As mentioned in my previous post, I had the privilege to attend a conference on water reuse in Austin, Texas last week. The travel to get there and home was more "adventurous" than I would have preferred (contributing to the lateness of this post), but the conference itself was good.
The 2015 Industrial and Commercial Water Reuse Conference was held in Austin, Texas from February 1 – 3, 2015.
The conference organizers had some good networking events, in my opinion. There was a BBQ dinner at Stubb's one evening and "table topic discussions" over bagged lunches the next day. Each table had a discussion theme and a facilitator; attendees got to pick a table to sit and join in a guided discussion on a theme related to water reuse. For example, I sat at a table where the discussion was around water reuse in the food and beverage industry.

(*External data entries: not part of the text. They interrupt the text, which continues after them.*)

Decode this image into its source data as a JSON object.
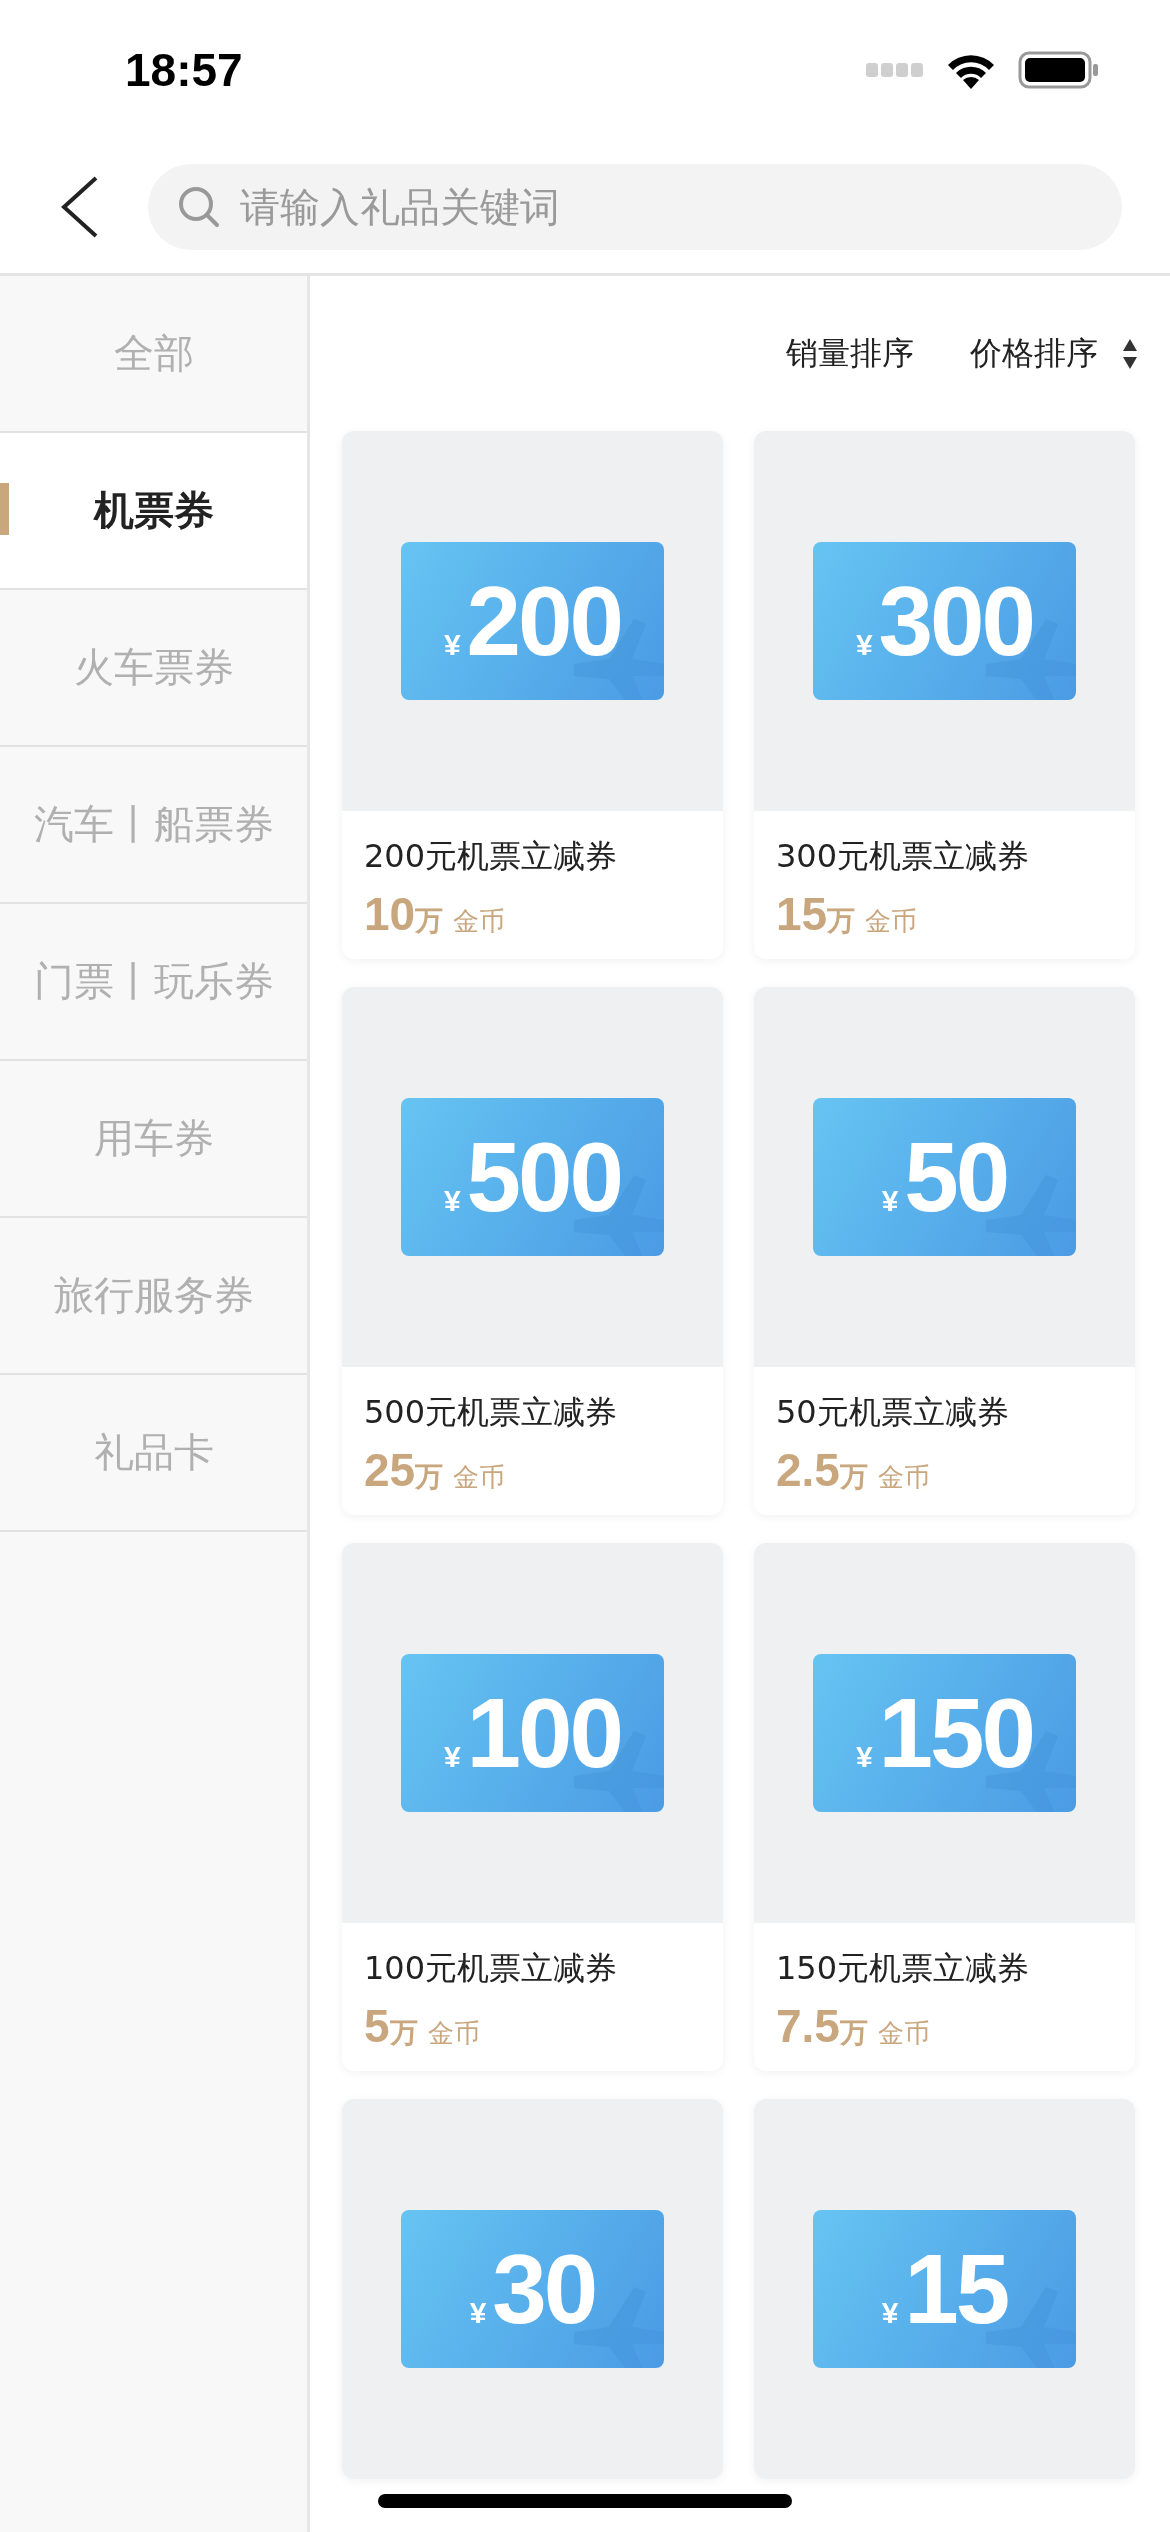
{
  "status_bar": {
    "time": "18:57"
  },
  "search": {
    "placeholder": "请输入礼品关键词"
  },
  "sidebar": {
    "items": [
      {
        "label": "全部",
        "selected": false
      },
      {
        "label": "机票券",
        "selected": true
      },
      {
        "label": "火车票券",
        "selected": false
      },
      {
        "label": "汽车丨船票券",
        "selected": false
      },
      {
        "label": "门票丨玩乐券",
        "selected": false
      },
      {
        "label": "用车券",
        "selected": false
      },
      {
        "label": "旅行服务券",
        "selected": false
      },
      {
        "label": "礼品卡",
        "selected": false
      }
    ]
  },
  "sort": [
    {
      "label": "销量排序",
      "kind": "plain"
    },
    {
      "label": "价格排序",
      "kind": "toggle"
    }
  ],
  "products": [
    {
      "ticket": {
        "currency": "¥",
        "amount": "200"
      },
      "name": "200元机票立减券",
      "price": "10",
      "unit": "万",
      "coin": "金币"
    },
    {
      "ticket": {
        "currency": "¥",
        "amount": "300"
      },
      "name": "300元机票立减券",
      "price": "15",
      "unit": "万",
      "coin": "金币"
    },
    {
      "ticket": {
        "currency": "¥",
        "amount": "500"
      },
      "name": "500元机票立减券",
      "price": "25",
      "unit": "万",
      "coin": "金币"
    },
    {
      "ticket": {
        "currency": "¥",
        "amount": "50"
      },
      "name": "50元机票立减券",
      "price": "2.5",
      "unit": "万",
      "coin": "金币"
    },
    {
      "ticket": {
        "currency": "¥",
        "amount": "100"
      },
      "name": "100元机票立减券",
      "price": "5",
      "unit": "万",
      "coin": "金币"
    },
    {
      "ticket": {
        "currency": "¥",
        "amount": "150"
      },
      "name": "150元机票立减券",
      "price": "7.5",
      "unit": "万",
      "coin": "金币"
    },
    {
      "ticket": {
        "currency": "¥",
        "amount": "30"
      }
    },
    {
      "ticket": {
        "currency": "¥",
        "amount": "15"
      }
    }
  ]
}
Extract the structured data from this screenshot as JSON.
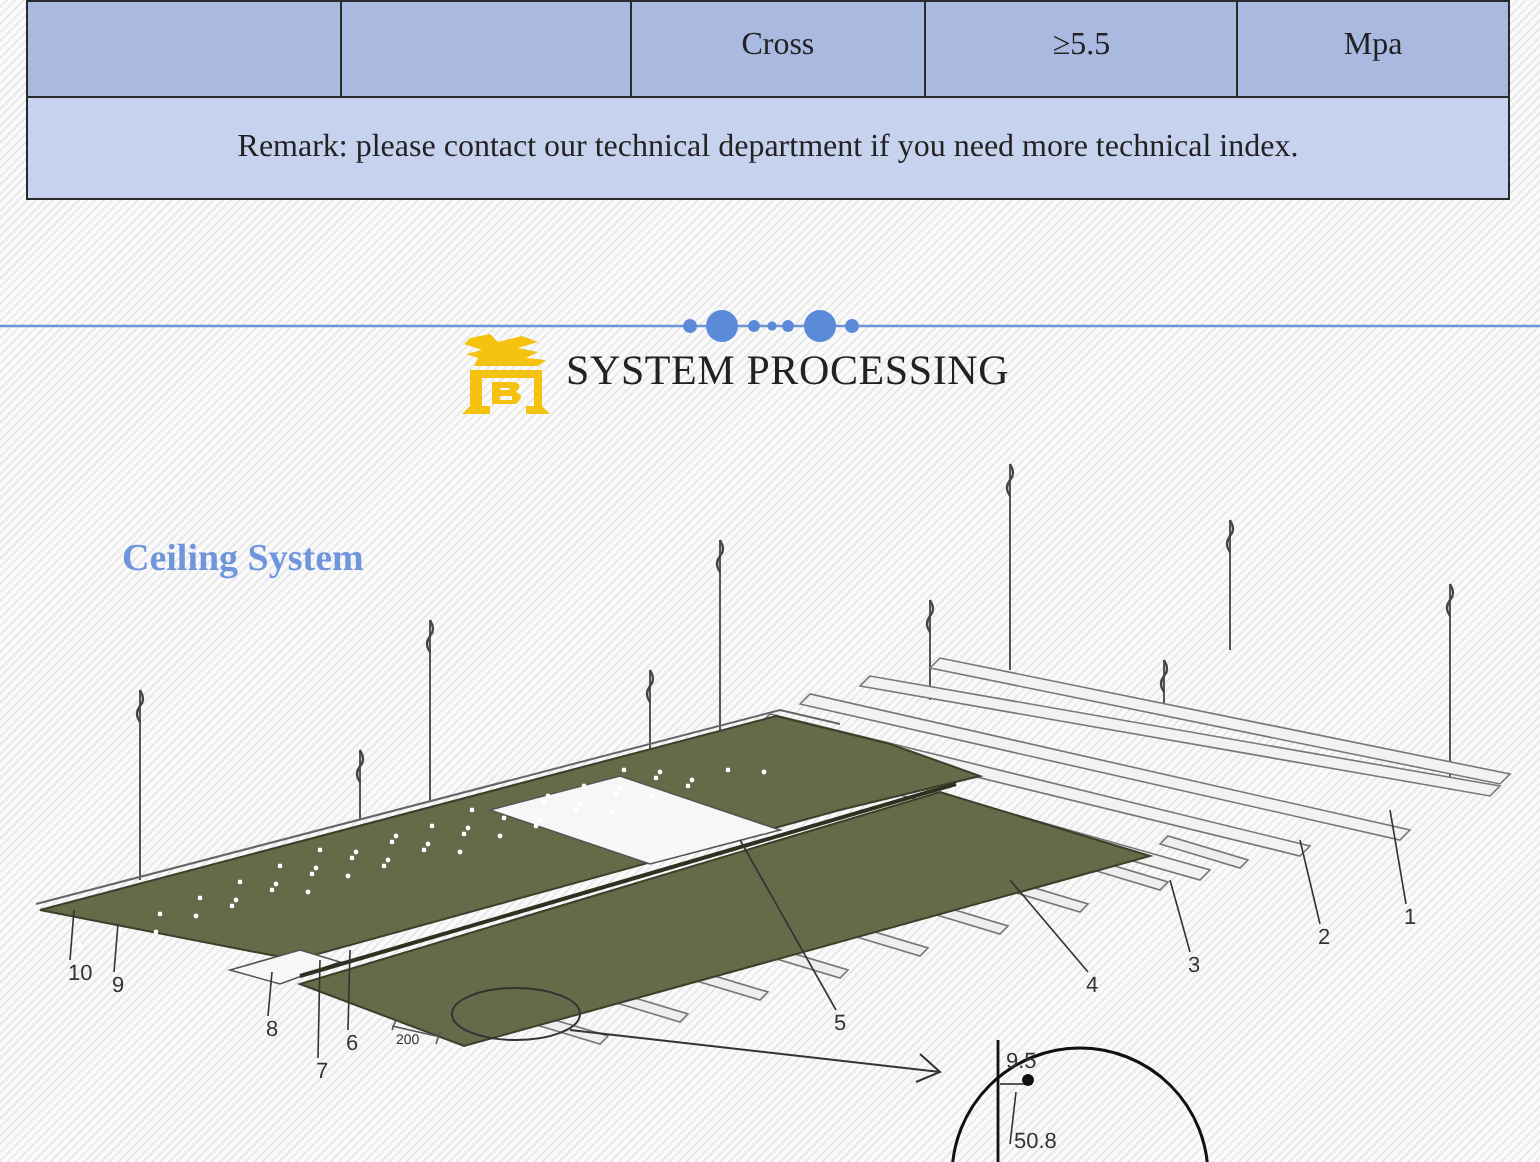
{
  "spec_table": {
    "last_row": {
      "cells": [
        {
          "text": "Cross"
        },
        {
          "text": "≥5.5"
        },
        {
          "text": "Mpa"
        }
      ]
    },
    "remark": "Remark: please contact our technical department if you need more technical index."
  },
  "section": {
    "title": "SYSTEM PROCESSING"
  },
  "diagram": {
    "title": "Ceiling System",
    "part_labels": [
      {
        "text": "1"
      },
      {
        "text": "2"
      },
      {
        "text": "3"
      },
      {
        "text": "4"
      },
      {
        "text": "5"
      },
      {
        "text": "6"
      },
      {
        "text": "7"
      },
      {
        "text": "8"
      },
      {
        "text": "9"
      },
      {
        "text": "10"
      }
    ],
    "spacing_label": "200",
    "detail_labels": [
      {
        "text": "9.5"
      },
      {
        "text": "50.8"
      }
    ]
  }
}
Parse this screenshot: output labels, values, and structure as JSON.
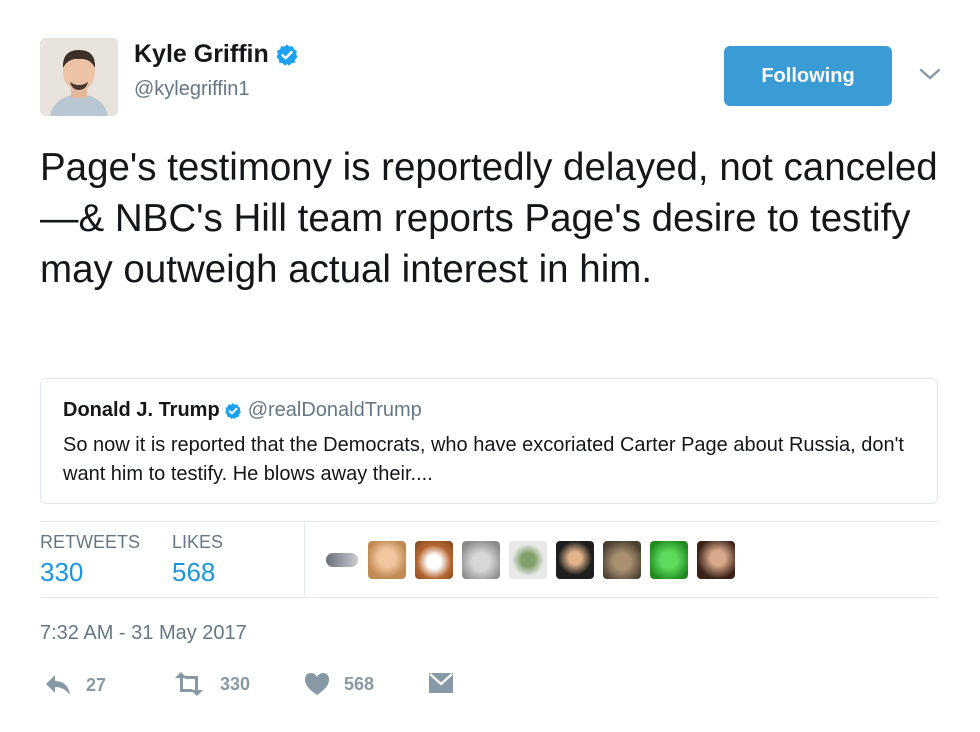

Out of the technical sessions I attended, there were a couple that I found to be really informative and interesting. The first one was titled "Facts to Consider for Process Water Reuse in Food Plants" by Al Goodman. The second was a panel discussion on "The Business Case for Water Reuse".
Here are a few of the things I learned from these and other presentations:
- The treatment needs to be matched to the reuse application; for example cooling tower make-up water has different quality requirements from water used for cleaning equipment in contact with the final product.
- Permitting for water reuse facilities can be complicated due to the question of whether they count as water treatment systems or wastewater treatment systems for regulatory purposes.
- Upstream segregation of streams that are harder (sanitary) or easier (cooling water) to treat for reuse is a good idea.
- Decentralized reuse (i.e. at single or neighbouring industrial facilities rather than via public collection, treatment and re-distribution systems) because you can match a specific waste stream to a specific reuse application.
- The business case for reusing treated wastewater should look further than simply the savings in a plant's water bill. Another key consideration is future availability of water. During droughts, industrial water users may face curtailment of their supply, so the value of water should be seen as not just its "face-value" price, but also its "shadow price"—the financial burden the company would face if water shortages forced cut-backs in production (or, more positively, the added value of being able to expand production if additional water supply was available). Alternatively, water reuse can be seen as a form of insurance against shortages, wherein a company can control some risks by managing a portion of its water supply internally.
While I was there, I walked around downtown Austin one evening. This is the Texas State Capitol lit up at night: